  17. Martiniano SL, Wagner BD, Levin A, et al. Safety and effectiveness of clofazimine for primary and refractory nontuberculous mycobacterial infection. Chest. 2017. doi: 10.1016/j.chest.2014.04.175.
  18. Study to Evaluate Efficacy of LAI When Added to Multi-drug Regimen Compared to Multi-drug Regimen Alone (CONVERT). NCT02344004. https// Accessed August 16,2017.
  19. Brown-Elliot BA,Philley JV,Griffith DE,et al. In vitro susceptibility testing of bedaquiline against Mycobacterim avium complex.Antimicrob Agents Chemother. 2017; 61. doi. 10. 1128/AAC. 01798-16
  20. Falkinham JO 3rd. Surrounded by mycobacteria: nontuberculous mycobacteria in the human environment. J Appl Microbiol. 2009; 107; 356-367. Abstract
  21. Yu JA, Pomerantz M, Biishop A, et al. Lady Windermere revisited: treatment with thoracoscopic lobectomy/segmentoctomy for right middle lobe and lingular bronchiectasis associated with nontuberculous mycobacterial disease.Eur J Cardiothorac Surg. 2011; 40: 671-675. Abstract
  22. Mitchell JD,Bishop A, Cafaro A, et al. Anatomic lung resection for nontuberculous lung disease.Ann Thorac Surg. 2008; 85: 1887-1892. Abstract
  23. Mitchell JD. Surgical approach to pulmonary nontuberculous mycobacterial infections. Clin Chest Med. 2015; 36; 117-122. Abstract

Article Info

Article Notes

  • Published on: December 22, 2017


  • Nontuberculous mycobacteria

  • Mycobacterium avium complex
  • Immunologic

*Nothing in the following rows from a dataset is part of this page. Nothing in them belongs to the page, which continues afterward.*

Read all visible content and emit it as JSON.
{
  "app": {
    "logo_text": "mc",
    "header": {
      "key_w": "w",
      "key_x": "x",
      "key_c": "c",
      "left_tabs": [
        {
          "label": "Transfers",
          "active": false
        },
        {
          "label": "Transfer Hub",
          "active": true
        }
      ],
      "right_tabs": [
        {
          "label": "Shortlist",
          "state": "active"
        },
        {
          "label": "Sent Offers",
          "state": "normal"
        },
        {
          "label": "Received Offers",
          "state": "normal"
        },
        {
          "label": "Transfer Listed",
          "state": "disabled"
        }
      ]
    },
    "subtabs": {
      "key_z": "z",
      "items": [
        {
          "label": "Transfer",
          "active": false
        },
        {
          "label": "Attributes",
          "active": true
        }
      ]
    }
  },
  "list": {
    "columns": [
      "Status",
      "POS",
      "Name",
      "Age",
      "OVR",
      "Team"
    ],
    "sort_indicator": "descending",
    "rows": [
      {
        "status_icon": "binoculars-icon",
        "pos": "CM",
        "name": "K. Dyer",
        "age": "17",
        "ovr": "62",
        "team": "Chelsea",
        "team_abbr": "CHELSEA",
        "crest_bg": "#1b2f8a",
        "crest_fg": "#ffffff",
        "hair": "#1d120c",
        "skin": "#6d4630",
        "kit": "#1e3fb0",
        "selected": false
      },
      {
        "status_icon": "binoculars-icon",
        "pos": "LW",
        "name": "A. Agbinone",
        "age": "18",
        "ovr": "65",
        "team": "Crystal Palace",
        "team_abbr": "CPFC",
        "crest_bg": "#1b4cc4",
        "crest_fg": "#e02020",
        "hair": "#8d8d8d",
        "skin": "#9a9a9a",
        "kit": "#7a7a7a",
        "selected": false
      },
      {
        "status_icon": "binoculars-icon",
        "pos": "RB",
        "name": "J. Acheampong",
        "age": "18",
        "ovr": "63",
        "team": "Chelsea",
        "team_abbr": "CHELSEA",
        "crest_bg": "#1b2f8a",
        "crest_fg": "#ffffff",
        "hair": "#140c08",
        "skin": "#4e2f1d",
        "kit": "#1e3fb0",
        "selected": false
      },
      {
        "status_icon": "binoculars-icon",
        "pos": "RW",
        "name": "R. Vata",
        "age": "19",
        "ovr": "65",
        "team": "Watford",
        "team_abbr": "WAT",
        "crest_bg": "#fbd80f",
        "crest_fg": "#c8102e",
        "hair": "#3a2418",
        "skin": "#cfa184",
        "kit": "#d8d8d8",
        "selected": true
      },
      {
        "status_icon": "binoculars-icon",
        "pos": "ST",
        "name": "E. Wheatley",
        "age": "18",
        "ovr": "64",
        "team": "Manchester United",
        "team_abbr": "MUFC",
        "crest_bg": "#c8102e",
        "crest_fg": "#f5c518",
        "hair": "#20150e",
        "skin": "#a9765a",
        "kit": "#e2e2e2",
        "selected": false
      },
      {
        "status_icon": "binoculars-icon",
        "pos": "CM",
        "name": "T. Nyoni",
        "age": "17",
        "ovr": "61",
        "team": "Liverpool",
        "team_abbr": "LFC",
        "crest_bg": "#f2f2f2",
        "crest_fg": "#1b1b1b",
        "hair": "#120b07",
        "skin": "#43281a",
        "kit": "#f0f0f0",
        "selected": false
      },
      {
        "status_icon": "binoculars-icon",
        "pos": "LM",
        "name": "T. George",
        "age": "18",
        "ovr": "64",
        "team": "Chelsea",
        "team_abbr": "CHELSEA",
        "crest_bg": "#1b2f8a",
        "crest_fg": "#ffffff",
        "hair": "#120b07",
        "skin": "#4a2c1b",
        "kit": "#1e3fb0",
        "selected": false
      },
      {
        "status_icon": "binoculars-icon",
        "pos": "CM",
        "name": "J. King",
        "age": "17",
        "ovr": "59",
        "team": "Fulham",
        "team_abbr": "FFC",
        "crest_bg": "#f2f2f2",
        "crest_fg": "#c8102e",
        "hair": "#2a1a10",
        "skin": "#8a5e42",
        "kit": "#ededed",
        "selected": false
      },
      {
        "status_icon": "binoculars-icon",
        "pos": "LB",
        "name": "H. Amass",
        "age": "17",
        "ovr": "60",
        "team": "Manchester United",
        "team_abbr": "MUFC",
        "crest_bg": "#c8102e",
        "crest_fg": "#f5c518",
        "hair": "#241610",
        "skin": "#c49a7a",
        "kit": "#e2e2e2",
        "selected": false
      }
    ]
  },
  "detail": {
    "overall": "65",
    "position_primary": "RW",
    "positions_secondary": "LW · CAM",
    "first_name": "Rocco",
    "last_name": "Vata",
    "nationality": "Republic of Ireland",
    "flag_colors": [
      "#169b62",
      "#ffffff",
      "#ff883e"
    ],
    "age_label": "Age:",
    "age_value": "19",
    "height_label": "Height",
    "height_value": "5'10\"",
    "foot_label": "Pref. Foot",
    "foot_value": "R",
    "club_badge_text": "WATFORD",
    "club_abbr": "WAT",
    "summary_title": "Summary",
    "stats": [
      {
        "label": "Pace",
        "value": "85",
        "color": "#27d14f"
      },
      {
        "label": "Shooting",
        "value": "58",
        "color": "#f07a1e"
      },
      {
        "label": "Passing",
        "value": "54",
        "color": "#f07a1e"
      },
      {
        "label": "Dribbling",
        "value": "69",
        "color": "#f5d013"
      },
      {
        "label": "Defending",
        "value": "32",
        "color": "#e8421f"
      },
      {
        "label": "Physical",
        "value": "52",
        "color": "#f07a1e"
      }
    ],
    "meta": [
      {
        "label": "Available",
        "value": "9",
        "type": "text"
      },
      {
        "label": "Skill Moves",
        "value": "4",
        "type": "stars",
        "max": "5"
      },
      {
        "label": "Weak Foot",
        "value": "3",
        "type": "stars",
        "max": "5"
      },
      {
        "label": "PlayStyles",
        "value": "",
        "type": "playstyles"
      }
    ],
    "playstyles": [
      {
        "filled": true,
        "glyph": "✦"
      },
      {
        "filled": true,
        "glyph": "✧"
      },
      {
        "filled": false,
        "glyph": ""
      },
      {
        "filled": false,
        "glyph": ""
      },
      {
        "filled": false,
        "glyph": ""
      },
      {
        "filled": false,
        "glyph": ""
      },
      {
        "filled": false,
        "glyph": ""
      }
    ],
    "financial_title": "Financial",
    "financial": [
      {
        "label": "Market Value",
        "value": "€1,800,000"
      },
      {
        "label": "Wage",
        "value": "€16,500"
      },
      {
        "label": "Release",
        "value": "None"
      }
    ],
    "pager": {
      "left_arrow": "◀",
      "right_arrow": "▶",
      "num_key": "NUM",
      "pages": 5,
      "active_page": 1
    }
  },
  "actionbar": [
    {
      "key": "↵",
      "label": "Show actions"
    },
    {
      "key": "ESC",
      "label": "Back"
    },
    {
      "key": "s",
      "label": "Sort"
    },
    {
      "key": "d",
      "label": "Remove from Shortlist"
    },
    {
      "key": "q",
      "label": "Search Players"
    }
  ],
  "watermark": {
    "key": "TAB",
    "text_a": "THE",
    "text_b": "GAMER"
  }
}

Prof. Alizaman S. Sadigov,
Respiratory (Internal) Medicine, Medical University of Baku, Baku, Azerbaijan